« Reply #29 on: May 28, 2013, 02:59:10 PM »
I regard "giving one's word" as a very serious promise. And therefore I do NOT regard "just any agreement" to be the same as "giving one's word."

That's kind of "po-tay-to, po-tah-to," isn't it? If you say you're going to do something, do it. This just sounds like you're giving yourself wiggle room to back out of promises.

Open question - is there ever room to change your mind?

I think so. Life happens and sometimes you commit to something that just isn't possible. Even in the original poster's situation, the mother in law could have said that she's sorry, but she realized that she needed them after all. I'm mostly objecting to the idea that you can agree to something and just say, "hey, it wasn't a promise, it was an agreement, and agreements don't mean anything to me."

Exactly.

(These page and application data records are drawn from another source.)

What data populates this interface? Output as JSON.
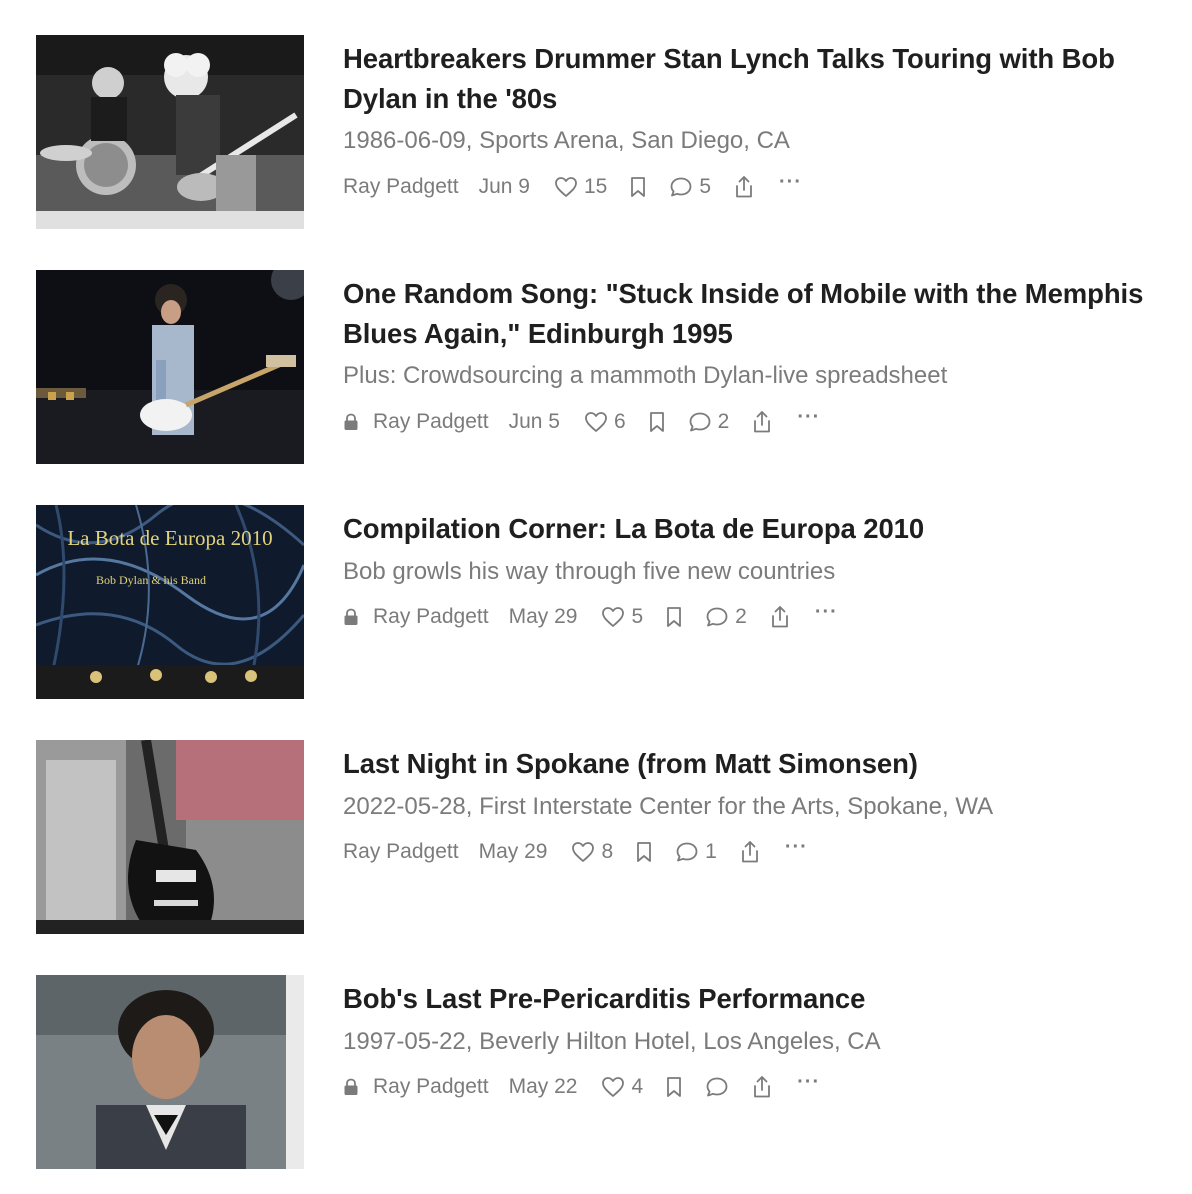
{
  "posts": [
    {
      "title": "Heartbreakers Drummer Stan Lynch Talks Touring with Bob Dylan in the '80s",
      "subtitle": "1986-06-09, Sports Arena, San Diego, CA",
      "locked": false,
      "author": "Ray Padgett",
      "date": "Jun 9",
      "likes": "15",
      "comments": "5",
      "image_icon": "concert-photo-drummer-guitarist-bw"
    },
    {
      "title": "One Random Song: \"Stuck Inside of Mobile with the Memphis Blues Again,\" Edinburgh 1995",
      "subtitle": "Plus: Crowdsourcing a mammoth Dylan-live spreadsheet",
      "locked": true,
      "author": "Ray Padgett",
      "date": "Jun 5",
      "likes": "6",
      "comments": "2",
      "image_icon": "concert-photo-guitarist-stage"
    },
    {
      "title": "Compilation Corner: La Bota de Europa 2010",
      "subtitle": "Bob growls his way through five new countries",
      "locked": true,
      "author": "Ray Padgett",
      "date": "May 29",
      "likes": "5",
      "comments": "2",
      "image_icon": "album-cover",
      "image_text": {
        "line1": "La Bota de Europa 2010",
        "line2": "Bob Dylan & his Band"
      }
    },
    {
      "title": "Last Night in Spokane (from Matt Simonsen)",
      "subtitle": "2022-05-28, First Interstate Center for the Arts, Spokane, WA",
      "locked": false,
      "author": "Ray Padgett",
      "date": "May 29",
      "likes": "8",
      "comments": "1",
      "image_icon": "guitar-and-amp-photo"
    },
    {
      "title": "Bob's Last Pre-Pericarditis Performance",
      "subtitle": "1997-05-22, Beverly Hilton Hotel, Los Angeles, CA",
      "locked": true,
      "author": "Ray Padgett",
      "date": "May 22",
      "likes": "4",
      "comments": "",
      "image_icon": "portrait-photo"
    }
  ],
  "more_label": "···",
  "colors": {
    "title": "#1f1f1f",
    "muted": "#7b7b7b",
    "background": "#ffffff"
  }
}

I see this as no different from any other commitment. I find the idea that anything should have to be triple checked before it is firm absolutely baffling (if the date was far in advance, I could see calling the week before to be sure or if I knew the other person was ahving a particularly chaotic week, but those are exceptions, not the norm). If a friend flaked out on me and told me that I hadn't called twice to confirm, I would seriously rethink any other engagements with that person.